*** Opening of Extracted records ***

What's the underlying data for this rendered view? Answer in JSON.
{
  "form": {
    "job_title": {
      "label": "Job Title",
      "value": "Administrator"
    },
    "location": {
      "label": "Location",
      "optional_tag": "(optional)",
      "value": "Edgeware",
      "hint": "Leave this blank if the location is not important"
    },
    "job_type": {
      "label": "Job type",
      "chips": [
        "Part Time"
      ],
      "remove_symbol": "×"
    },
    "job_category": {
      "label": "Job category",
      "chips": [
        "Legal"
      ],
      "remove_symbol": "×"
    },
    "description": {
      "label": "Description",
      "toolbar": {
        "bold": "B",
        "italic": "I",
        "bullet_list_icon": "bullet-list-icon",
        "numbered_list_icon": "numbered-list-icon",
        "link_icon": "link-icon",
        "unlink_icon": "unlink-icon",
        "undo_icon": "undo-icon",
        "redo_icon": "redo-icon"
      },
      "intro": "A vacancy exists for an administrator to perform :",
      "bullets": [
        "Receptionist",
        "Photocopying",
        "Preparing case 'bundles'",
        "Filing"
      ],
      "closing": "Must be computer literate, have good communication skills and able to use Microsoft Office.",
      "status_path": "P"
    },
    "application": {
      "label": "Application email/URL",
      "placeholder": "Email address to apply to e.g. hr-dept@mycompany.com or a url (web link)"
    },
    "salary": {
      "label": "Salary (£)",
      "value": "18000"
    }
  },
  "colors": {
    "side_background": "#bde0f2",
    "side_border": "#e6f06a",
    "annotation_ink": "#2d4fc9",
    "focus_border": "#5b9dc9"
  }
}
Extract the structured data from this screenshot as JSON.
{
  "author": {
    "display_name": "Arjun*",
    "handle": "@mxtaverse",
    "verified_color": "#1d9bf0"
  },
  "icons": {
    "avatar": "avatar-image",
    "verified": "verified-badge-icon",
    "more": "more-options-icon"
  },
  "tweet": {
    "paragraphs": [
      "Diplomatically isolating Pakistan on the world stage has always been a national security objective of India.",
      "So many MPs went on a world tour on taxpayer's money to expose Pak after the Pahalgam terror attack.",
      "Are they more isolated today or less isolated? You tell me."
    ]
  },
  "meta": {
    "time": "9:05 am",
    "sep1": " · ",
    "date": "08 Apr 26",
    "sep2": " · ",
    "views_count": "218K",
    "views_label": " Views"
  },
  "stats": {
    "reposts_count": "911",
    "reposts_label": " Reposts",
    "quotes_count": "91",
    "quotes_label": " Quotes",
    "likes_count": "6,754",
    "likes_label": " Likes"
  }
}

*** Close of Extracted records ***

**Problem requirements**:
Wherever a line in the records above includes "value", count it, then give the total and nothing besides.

**Answer space**:
3